Exhausted by the stream of reporters knocking on their door, the Englands fled on Thursday.
“They needed a vacation,” Private England’s best friend, Destiny Goin, said. “We’re not going to talk about this today.”
Lynndie Rana England was born in 1982 in Kentucky, where her father worked for a railroad company. Later, the family moved to Fort Ashby.
By all accounts, the family was extremely close. Lynndie and her siblings, an older sister and a younger brother, spent much time together hunting, camping, fishing and swimming.
Her parents called her a tomboy, eager to prove that she was as tough and athletic as the guys. She played a mean centre field in softball, her father, Kenneth, said on Wednesday in an interview. But she sometimes found it difficult to kill animals when they went hunting.
“I don’t think she ever got a deer,” Terrie England, 44, said. “I think she went just because she wanted to be outside, and wanted to be with me.”
In high school, her parents said, she was a good student. She yearned to go to college, wanting to become a “stormchaser”, the kind of meteorologist who does not simply study bad weather, but immerses herself in the middle of it.
Her parents say they had enough money to help her pay for college. But Private England, 21, insisted on doing it by herself. So she joined a local unit of the army reserve, the 372nd, to obtain college benefits from the military.
After high school, she worked at a chicken-processing plant and at a nearby supermarket. Then, in March 2002, on what seemed almost like a whim to some of her friends, she married an old friend who worked with her at the supermarket, James . Fike. The couple were divorced, though they remain on friendly terms.
“It was like, one day, she was just married,” Shoemaker-Davis said. “She walked up to me and said, ‘See what I did’. They had just gone to the courthouse and did it.”
While in Iraq, members of the 372nd say, Private England became romantically involved with another man implicated in the abuse scandal, Specialist Charles A. Graner. Military officials say she is pregnant and has been sent to Fort Bragg in North Carolina.
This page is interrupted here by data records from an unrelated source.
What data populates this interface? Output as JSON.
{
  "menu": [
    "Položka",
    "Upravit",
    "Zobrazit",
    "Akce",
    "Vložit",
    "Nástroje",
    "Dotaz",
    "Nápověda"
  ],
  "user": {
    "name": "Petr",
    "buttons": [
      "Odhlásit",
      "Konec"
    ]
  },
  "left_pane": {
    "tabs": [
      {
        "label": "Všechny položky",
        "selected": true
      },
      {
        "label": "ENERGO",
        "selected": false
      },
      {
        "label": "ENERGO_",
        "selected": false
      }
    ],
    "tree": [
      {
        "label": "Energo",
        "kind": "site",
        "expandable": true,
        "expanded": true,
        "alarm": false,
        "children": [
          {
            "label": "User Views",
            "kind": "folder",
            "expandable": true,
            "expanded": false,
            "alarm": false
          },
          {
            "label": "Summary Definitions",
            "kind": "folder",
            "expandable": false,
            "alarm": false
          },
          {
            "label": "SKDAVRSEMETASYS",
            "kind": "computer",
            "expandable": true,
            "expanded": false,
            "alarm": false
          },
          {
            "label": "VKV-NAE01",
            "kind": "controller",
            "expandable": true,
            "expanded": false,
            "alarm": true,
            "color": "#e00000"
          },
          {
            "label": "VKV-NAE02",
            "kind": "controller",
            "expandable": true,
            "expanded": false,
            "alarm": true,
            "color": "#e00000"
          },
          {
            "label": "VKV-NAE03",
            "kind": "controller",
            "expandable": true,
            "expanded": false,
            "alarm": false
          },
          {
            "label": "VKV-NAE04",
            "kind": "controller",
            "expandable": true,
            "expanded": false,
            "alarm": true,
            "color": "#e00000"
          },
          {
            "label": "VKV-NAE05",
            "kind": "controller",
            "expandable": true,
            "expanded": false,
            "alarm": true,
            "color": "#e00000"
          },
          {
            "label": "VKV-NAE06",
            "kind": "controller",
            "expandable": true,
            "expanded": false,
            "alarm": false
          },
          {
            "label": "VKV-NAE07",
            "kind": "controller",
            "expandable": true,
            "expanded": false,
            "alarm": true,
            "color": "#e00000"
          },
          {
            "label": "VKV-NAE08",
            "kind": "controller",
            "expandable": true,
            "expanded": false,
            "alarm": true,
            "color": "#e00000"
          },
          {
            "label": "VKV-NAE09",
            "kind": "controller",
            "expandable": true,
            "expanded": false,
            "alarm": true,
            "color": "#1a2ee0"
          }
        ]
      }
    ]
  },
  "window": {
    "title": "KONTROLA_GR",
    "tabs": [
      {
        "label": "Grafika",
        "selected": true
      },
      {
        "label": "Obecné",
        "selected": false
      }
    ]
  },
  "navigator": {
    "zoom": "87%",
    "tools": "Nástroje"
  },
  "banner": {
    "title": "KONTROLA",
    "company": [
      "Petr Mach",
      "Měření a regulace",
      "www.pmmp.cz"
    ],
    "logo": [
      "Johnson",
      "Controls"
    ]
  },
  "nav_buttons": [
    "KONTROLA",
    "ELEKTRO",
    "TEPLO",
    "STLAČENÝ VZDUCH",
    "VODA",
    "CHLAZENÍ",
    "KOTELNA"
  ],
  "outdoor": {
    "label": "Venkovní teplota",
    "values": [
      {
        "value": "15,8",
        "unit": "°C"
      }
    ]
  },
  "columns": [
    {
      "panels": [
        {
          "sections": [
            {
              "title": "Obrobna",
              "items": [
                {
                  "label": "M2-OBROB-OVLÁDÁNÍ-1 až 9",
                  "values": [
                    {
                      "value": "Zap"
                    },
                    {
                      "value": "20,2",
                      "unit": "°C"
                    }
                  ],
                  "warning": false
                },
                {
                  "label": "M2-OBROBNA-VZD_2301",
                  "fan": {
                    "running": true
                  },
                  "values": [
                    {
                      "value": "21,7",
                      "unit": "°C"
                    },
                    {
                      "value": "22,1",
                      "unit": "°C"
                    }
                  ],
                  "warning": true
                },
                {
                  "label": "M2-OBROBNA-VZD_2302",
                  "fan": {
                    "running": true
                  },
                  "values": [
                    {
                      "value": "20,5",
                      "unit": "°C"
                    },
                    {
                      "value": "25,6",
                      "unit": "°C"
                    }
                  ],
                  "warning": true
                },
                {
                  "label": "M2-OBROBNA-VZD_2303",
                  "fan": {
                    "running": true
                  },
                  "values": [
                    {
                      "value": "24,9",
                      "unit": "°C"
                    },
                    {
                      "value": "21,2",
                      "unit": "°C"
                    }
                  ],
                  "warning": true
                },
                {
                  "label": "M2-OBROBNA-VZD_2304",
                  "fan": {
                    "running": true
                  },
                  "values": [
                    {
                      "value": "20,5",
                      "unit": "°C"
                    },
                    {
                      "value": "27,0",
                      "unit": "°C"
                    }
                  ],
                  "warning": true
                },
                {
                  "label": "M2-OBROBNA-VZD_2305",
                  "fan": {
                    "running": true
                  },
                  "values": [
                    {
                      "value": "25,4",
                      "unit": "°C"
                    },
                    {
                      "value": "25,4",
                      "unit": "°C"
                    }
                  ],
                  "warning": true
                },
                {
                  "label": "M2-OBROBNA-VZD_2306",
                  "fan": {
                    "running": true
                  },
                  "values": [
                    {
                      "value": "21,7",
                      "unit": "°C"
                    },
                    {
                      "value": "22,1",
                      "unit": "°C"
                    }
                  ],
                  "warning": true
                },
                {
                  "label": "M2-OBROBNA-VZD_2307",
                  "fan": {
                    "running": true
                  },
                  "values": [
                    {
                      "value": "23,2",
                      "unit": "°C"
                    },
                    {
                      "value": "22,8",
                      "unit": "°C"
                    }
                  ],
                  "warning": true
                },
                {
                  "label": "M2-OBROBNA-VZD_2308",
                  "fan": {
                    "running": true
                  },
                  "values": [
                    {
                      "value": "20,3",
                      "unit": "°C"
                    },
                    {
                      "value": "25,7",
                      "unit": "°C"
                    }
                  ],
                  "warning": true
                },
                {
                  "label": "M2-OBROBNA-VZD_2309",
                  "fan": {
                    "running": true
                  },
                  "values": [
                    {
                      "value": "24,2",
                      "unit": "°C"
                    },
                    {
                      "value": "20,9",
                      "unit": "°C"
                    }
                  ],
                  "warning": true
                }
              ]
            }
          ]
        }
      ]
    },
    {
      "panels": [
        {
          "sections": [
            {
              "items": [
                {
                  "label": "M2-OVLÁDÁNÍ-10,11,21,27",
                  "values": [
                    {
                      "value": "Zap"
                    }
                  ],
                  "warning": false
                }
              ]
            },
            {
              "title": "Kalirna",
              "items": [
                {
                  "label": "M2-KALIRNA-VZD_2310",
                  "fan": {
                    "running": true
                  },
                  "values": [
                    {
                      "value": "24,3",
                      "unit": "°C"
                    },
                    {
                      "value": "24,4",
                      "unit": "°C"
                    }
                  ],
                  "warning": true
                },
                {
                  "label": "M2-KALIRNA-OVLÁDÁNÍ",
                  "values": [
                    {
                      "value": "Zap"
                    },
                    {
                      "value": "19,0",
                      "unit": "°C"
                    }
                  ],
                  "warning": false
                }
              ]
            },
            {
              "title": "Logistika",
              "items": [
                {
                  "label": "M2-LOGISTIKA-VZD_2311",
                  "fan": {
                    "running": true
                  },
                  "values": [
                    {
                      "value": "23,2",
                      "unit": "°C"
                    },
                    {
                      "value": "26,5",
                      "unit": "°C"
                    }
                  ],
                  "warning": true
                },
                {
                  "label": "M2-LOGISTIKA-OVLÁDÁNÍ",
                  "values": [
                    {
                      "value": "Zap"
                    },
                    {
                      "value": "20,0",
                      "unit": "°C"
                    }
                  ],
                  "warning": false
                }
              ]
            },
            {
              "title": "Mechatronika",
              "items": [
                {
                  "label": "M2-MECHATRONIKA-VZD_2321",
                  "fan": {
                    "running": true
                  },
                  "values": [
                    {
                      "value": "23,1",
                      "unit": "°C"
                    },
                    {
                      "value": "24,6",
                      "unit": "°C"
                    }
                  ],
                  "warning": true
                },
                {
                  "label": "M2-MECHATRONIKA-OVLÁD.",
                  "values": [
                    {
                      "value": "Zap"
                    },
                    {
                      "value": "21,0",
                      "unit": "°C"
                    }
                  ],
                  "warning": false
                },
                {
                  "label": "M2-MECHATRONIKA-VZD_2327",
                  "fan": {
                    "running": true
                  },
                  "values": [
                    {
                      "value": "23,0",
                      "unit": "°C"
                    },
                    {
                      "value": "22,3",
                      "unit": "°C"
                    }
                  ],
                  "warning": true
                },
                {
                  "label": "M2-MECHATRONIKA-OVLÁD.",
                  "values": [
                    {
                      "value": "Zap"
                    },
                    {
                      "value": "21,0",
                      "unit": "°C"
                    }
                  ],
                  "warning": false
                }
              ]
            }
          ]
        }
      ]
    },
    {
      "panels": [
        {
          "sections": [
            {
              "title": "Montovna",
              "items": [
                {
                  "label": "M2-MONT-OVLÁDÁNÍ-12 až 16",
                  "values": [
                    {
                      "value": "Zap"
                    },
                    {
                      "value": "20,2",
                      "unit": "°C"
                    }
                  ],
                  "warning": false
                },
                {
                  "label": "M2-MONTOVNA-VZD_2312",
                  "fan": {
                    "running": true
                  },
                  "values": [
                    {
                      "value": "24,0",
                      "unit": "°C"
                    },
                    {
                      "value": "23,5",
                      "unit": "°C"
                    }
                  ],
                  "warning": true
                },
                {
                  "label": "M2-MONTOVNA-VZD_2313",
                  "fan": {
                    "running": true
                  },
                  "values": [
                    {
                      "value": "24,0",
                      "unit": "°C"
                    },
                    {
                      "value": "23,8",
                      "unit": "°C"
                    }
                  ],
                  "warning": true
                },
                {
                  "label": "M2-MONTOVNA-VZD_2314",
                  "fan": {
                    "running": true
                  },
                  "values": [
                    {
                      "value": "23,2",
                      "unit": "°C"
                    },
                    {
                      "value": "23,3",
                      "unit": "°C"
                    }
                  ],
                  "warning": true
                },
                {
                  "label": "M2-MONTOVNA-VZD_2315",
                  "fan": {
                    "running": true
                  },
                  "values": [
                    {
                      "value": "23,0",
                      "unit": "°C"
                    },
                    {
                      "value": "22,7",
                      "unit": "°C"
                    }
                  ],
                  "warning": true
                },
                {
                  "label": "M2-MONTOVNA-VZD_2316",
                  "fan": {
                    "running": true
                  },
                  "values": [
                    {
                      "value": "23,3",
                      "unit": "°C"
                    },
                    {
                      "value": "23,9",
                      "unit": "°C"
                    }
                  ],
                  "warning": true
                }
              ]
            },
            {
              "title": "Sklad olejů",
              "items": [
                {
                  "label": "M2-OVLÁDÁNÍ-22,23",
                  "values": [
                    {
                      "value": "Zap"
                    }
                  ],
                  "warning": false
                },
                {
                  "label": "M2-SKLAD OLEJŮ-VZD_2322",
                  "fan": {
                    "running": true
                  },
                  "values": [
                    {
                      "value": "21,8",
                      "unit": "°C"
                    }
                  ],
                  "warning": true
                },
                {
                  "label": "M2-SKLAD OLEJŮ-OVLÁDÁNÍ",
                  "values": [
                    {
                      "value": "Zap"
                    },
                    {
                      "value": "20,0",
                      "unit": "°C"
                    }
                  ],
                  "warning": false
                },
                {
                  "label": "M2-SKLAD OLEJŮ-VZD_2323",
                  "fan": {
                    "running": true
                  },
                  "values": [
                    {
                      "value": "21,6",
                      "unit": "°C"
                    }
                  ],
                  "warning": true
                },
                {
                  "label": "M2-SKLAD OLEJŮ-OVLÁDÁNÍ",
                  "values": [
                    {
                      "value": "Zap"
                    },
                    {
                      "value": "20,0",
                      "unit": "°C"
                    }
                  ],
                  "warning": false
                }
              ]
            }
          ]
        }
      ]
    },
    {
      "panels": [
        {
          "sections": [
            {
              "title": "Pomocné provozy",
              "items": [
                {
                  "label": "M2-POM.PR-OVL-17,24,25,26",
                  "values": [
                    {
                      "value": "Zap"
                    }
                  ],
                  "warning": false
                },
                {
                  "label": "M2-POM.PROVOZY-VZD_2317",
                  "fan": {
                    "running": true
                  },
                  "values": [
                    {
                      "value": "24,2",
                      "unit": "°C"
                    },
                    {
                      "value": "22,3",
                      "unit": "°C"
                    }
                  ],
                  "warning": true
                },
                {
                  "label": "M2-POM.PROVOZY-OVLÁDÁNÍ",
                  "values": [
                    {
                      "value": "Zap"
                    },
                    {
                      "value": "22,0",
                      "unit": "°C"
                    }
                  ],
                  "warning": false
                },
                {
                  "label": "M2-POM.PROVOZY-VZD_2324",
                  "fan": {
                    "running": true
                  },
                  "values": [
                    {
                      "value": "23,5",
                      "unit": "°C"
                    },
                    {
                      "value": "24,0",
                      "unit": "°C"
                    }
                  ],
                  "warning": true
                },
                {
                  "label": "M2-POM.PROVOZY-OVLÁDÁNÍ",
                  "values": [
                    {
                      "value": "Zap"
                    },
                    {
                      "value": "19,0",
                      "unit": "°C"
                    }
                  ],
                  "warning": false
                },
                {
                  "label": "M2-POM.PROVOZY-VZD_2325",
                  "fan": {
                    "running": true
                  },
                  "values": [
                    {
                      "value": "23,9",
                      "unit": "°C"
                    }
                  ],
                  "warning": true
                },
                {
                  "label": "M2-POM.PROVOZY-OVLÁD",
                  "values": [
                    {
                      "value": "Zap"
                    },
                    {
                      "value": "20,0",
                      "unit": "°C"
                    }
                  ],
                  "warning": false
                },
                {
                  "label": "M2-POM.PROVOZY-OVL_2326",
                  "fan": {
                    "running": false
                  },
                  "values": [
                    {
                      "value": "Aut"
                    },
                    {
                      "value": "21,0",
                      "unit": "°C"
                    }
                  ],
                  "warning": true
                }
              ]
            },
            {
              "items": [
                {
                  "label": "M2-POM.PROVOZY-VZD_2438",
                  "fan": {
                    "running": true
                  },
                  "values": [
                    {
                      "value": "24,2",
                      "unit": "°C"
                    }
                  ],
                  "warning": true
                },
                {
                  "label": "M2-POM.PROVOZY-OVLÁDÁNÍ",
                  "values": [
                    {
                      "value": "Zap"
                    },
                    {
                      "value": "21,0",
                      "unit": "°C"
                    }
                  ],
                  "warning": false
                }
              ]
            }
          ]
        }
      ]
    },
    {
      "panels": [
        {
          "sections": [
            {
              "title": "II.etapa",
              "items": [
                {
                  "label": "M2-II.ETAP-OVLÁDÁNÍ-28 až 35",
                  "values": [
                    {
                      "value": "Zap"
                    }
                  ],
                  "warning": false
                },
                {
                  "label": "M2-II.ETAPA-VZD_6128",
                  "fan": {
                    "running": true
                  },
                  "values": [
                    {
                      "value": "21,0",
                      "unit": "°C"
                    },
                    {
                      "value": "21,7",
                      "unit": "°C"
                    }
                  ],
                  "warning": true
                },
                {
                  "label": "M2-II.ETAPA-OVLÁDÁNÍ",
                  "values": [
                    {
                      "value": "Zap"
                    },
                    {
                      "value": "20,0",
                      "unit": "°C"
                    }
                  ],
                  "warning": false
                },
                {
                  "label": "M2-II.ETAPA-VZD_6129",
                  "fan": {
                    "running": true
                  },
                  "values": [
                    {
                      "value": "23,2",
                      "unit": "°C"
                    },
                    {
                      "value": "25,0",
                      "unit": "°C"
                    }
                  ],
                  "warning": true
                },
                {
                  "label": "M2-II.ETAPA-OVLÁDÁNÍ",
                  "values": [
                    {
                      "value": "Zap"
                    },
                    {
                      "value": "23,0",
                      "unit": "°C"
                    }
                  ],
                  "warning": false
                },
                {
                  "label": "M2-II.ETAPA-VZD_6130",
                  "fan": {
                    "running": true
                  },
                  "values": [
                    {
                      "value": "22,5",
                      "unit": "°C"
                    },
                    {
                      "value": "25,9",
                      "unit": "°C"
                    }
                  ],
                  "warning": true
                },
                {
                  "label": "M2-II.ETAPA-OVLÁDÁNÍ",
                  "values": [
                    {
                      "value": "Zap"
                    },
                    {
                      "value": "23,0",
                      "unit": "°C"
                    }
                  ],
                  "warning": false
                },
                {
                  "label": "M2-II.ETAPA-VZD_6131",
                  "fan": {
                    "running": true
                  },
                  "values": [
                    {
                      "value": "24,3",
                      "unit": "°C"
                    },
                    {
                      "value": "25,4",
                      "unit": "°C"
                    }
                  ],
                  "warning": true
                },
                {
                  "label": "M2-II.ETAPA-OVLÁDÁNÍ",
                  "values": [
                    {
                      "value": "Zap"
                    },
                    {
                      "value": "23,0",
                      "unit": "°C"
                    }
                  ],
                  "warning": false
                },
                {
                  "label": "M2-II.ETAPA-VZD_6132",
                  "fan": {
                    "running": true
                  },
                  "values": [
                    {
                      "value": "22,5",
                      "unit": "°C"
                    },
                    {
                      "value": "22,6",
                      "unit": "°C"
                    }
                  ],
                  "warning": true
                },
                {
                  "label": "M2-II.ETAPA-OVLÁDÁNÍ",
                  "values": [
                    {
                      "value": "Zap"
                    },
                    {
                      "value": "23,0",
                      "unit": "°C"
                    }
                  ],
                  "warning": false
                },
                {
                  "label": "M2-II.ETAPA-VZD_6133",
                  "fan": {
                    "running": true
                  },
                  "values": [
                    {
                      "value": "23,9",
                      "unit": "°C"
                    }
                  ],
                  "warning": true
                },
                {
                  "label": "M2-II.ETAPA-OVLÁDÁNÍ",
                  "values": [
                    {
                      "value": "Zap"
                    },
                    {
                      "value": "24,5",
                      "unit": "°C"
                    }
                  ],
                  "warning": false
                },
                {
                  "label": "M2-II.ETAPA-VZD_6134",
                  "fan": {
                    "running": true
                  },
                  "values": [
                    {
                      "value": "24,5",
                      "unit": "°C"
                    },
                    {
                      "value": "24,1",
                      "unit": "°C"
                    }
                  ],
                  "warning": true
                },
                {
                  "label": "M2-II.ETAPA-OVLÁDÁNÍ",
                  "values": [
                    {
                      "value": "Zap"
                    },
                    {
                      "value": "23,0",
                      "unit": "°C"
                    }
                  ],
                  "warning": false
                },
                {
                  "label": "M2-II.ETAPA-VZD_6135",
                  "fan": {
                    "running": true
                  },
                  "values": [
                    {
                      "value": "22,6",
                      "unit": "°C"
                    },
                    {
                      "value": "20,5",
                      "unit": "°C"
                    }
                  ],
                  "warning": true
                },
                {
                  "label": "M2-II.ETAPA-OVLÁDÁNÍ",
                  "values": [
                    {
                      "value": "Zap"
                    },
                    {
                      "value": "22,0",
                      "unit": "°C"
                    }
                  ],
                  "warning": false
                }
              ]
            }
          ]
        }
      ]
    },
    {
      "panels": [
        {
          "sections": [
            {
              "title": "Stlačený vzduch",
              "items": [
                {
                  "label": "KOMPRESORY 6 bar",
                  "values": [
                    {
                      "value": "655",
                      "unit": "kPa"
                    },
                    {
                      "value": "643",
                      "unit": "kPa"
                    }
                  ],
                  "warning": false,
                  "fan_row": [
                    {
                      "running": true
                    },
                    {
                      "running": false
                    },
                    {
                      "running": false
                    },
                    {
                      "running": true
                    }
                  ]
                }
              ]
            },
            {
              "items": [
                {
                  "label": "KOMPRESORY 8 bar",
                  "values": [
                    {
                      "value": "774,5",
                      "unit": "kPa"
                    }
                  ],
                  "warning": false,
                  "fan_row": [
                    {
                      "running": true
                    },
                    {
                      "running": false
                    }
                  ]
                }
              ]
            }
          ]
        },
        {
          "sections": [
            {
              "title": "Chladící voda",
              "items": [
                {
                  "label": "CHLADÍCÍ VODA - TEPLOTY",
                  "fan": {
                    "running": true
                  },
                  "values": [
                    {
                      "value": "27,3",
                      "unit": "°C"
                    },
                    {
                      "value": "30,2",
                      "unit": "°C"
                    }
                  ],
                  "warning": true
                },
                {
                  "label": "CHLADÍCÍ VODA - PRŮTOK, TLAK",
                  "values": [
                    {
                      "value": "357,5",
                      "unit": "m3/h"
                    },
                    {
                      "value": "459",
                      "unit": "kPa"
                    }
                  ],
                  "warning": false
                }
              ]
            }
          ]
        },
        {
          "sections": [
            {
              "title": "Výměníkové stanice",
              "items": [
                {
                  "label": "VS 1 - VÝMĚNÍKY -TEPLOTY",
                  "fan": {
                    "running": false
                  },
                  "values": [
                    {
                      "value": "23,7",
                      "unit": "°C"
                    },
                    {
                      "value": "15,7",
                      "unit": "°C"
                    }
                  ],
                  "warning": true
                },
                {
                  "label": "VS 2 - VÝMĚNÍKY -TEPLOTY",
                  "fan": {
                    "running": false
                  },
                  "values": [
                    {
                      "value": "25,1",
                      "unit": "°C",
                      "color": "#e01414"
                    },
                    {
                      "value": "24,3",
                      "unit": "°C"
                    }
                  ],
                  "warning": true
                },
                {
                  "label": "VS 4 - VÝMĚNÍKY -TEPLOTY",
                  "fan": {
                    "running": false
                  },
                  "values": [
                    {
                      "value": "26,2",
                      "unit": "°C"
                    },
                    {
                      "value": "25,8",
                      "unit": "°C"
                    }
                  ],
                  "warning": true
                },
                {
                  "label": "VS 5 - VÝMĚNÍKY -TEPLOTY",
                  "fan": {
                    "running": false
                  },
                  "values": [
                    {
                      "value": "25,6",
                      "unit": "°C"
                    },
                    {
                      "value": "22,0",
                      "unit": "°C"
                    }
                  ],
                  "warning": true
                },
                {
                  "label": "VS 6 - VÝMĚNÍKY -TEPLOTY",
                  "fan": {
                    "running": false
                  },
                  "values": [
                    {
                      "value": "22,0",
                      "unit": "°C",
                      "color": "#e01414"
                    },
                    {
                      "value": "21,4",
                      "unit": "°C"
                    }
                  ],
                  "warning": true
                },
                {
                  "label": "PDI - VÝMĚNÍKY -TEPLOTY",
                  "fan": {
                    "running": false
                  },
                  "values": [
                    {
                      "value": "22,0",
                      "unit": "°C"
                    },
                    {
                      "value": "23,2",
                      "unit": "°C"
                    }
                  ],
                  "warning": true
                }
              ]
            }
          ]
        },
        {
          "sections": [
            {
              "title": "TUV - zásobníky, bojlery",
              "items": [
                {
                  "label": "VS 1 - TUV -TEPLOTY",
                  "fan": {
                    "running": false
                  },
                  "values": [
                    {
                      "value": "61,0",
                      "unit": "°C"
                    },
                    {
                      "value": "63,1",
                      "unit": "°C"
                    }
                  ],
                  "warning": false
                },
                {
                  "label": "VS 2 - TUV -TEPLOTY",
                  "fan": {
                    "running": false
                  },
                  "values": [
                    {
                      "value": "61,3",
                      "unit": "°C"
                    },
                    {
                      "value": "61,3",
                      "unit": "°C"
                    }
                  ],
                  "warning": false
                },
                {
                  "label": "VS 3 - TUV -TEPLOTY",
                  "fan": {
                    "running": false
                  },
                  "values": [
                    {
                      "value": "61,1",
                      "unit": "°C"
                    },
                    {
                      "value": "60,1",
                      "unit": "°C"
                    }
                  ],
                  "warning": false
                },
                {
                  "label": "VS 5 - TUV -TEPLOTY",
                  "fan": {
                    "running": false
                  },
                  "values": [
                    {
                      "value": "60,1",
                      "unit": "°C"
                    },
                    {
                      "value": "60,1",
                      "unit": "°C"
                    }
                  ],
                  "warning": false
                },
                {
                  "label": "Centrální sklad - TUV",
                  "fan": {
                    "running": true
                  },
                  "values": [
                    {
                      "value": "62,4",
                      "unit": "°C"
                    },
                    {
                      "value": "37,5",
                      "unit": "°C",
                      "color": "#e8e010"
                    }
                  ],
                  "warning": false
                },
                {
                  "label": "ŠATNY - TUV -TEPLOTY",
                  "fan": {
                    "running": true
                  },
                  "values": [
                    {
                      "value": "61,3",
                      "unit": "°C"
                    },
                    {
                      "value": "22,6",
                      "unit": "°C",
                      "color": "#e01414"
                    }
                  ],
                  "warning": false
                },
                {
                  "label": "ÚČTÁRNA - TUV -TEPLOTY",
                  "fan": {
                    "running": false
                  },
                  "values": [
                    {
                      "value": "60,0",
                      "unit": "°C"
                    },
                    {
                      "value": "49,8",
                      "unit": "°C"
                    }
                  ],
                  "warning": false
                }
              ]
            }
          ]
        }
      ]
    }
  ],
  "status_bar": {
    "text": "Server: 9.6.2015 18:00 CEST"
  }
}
She has not been charged, as Specialist Graner and five other members of the 372nd have. But military investigators have called her a suspect in the abuse inquiry and continue to question her.
In Fort Ashby, the Englands have kept their yellow ribbons that signify a soldier overseas pinned to their front stoop, though Private England is now in the US. Inside, a Christmas tree decorated with red, white and blue lights and glass bulbs will remain up until she returns home.
“She called me in January and said, ‘Mom, something bad has happened, but don’t worry about it,’” Terrie England recounted. “Of course, that only made me worry more. But nothing could have prepared me for this.”
The Englands learned of the photographs in a particularly jarring way. The couple had just returned from a turkey-hunting trip last week when they received a message from a co-worker of Kenneth, that Lynndie’s picture had been on CBS-TV.
The next morning, Terrie England brewed herself a pot of coffee, snapped on CNN and there, playing over and over and over again, were Private England and the Iraqi prisoners. Terrie England put a hand to her mouth, steadied herself and said aloud: “Oh my god.”
She says she has spoken to her daughter since then, but has learned few details. Private England has not told her that she is pregnant, and she has said the Army has refused to give her a lawyer.
Terrie England worries that war, Iraq and Abu Ghraib have changed her daughter forever. The girl who ran into thunderstorms ducked for cover when lightning crashed outside her window recently and thought she was hearing mortar fire, her mother said.
“Some times you think you can deal with anything,” Terrie England said. “And then you find you can’t deal with what you thought you could. I don’t know if everything she once wanted has changed.”